"We had a number of customers that went out of business," Guerci said. J. Schoeneman closed its last U.S. factory in 1997. Hickey Freeman and Hart Schaffner Marx still sew suits in America, but when those firms' parent company had two bankruptcies in the past five years, Loro Piana, a major creditor, lost hundreds of thousands of dollars.
"The fact that we are the last ones standing is pretty much a testament to our determination," Guerci said. "We were able to survive in spite of great difficulties."
U.S. Rep. Joe Courtney, D-2nd District, acknowledged that the Italian firm beat back against the tide for decades.
"Foreign competition in the textile arena was just an unrelenting challenge, kept undercutting their customer base," Courtney said. "I'll tell you, it was not for lack of trying."
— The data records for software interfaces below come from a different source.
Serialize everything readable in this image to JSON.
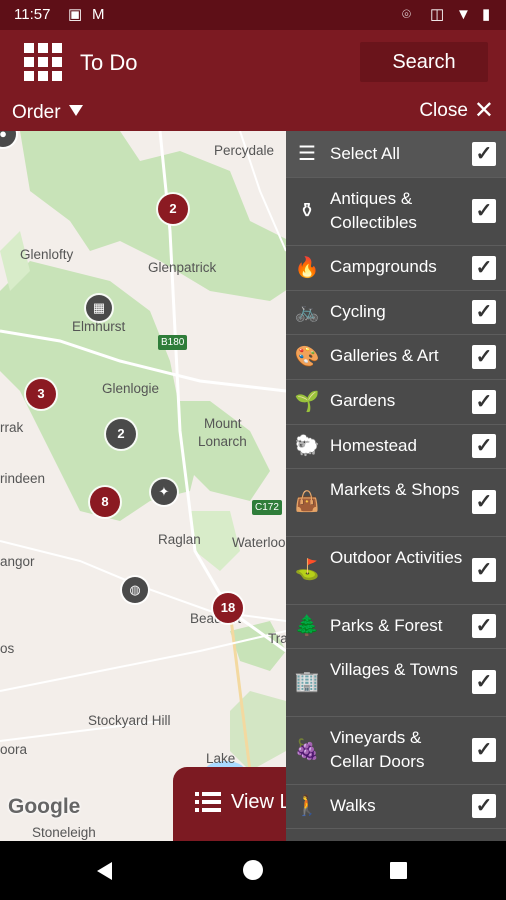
{
  "status_bar": {
    "time": "11:57",
    "icons": [
      "image-icon",
      "gmail-icon",
      "location-icon",
      "vibrate-icon",
      "wifi-icon",
      "battery-icon"
    ]
  },
  "app_bar": {
    "title": "To Do",
    "search_label": "Search",
    "menu_icon": "grid-icon"
  },
  "sub_bar": {
    "order_label": "Order",
    "close_label": "Close"
  },
  "map": {
    "places": [
      "Percydale",
      "Glenlofty",
      "Glenpatrick",
      "Elmhurst",
      "Glenlogie",
      "Mount",
      "Lonarch",
      "rrak",
      "rindeen",
      "Raglan",
      "Waterloo",
      "angor",
      "Beaufort",
      "Tra",
      "os",
      "Stockyard Hill",
      "oora",
      "Lake",
      "Stoneleigh"
    ],
    "road_badges": [
      "B180",
      "C172"
    ],
    "clusters": [
      "2",
      "3",
      "2",
      "8",
      "18"
    ],
    "attribution": "Google",
    "view_button_label": "View L"
  },
  "filters": {
    "select_all": "Select All",
    "items": [
      {
        "label": "Antiques & Collectibles",
        "icon": "antiques-icon",
        "glyph": "⚱"
      },
      {
        "label": "Campgrounds",
        "icon": "campfire-icon",
        "glyph": "🔥"
      },
      {
        "label": "Cycling",
        "icon": "bicycle-icon",
        "glyph": "🚲"
      },
      {
        "label": "Galleries & Art",
        "icon": "palette-icon",
        "glyph": "🎨"
      },
      {
        "label": "Gardens",
        "icon": "plant-pots-icon",
        "glyph": "🌱"
      },
      {
        "label": "Homestead",
        "icon": "sheep-icon",
        "glyph": "🐑"
      },
      {
        "label": "Markets & Shops",
        "icon": "shopping-bag-icon",
        "glyph": "👜"
      },
      {
        "label": "Outdoor Activities",
        "icon": "signpost-icon",
        "glyph": "⛳"
      },
      {
        "label": "Parks & Forest",
        "icon": "trees-icon",
        "glyph": "🌲"
      },
      {
        "label": "Villages & Towns",
        "icon": "buildings-icon",
        "glyph": "🏢"
      },
      {
        "label": "Vineyards & Cellar Doors",
        "icon": "grapes-icon",
        "glyph": "🍇"
      },
      {
        "label": "Walks",
        "icon": "hiker-icon",
        "glyph": "🚶"
      }
    ],
    "checkbox_glyph": "✓",
    "all_checked": true
  },
  "colors": {
    "brand": "#7c1a22",
    "panel": "#4a4a4a",
    "map_green": "#c8e3b8"
  }
}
Courtney has pushed for tariff protections for U.S. manufacturers for years, and voted against free-trade pacts with Korea, Colombia and Panama.
"Trade agreements have to be scrutinized with the real understanding this has real-life consequences when you get this wrong," he said.
The federal government had subsidized Warren even after the tariffs dropped, including giving the company $1.4 million last October.
The congressman had visited the Warren mill complex many times.
"Visiting that place was always kind of exciting to me, being able to see actual looms clattering away. A sight that goes back to the origins of this state," he said. "I see it as a sad milestone."
When asked if the federal money was wasted on a firm that failed so soon after receiving it, Courtney said that no one has a crystal ball for how companies will perform. "I'll leave that to others to Monday morning quarterback," he said.
Although there are still a few firms in the state making textiles — Ahlstrom in Windsor Locks, Lydall in Manchester, Uretek in New Haven — those companies make technical fabrics, coated materials that are often used for industrial purposes, not the kind of wool, cotton or silk that were fashioned into clothes for men and women throughout the country.
But the nearly century-long decline of mills in eastern Connecticut, as production moved to the South, then to Mexico, and then to Asia, is almost background noise at this point.
Stafford First Selectman Richard Shuck didn't remember the list of mills that started closing in the 1950s — Riverside Woolen Co., Swift River, Glenville Worsted and Stafford Worsted — and he barely remembered Cyril Johnson, the upholsterer that Loro Piana closed when it bought the mills.
"I was born in 1968, they were all way before my time," he said. But, still, he said, it's sad that Warren is closing. "Warren is part of the history of Stafford; it's part of what made Stafford Stafford."
A customer at Matty's Barber Shop, around the corner from the complex on Furnace Avenue, said that he drove by the buildings all the time but didn't know what was inside. He said that he has lived in Stafford for 20 years and thought that all the mills were already closed.
The woman cutting his hair worked at Warren as a mender at minimum wage for just 90 days at age 18, 16 years ago. She said that aside from the effect on the families of the workers there, its closing won't make much of a difference in Stafford.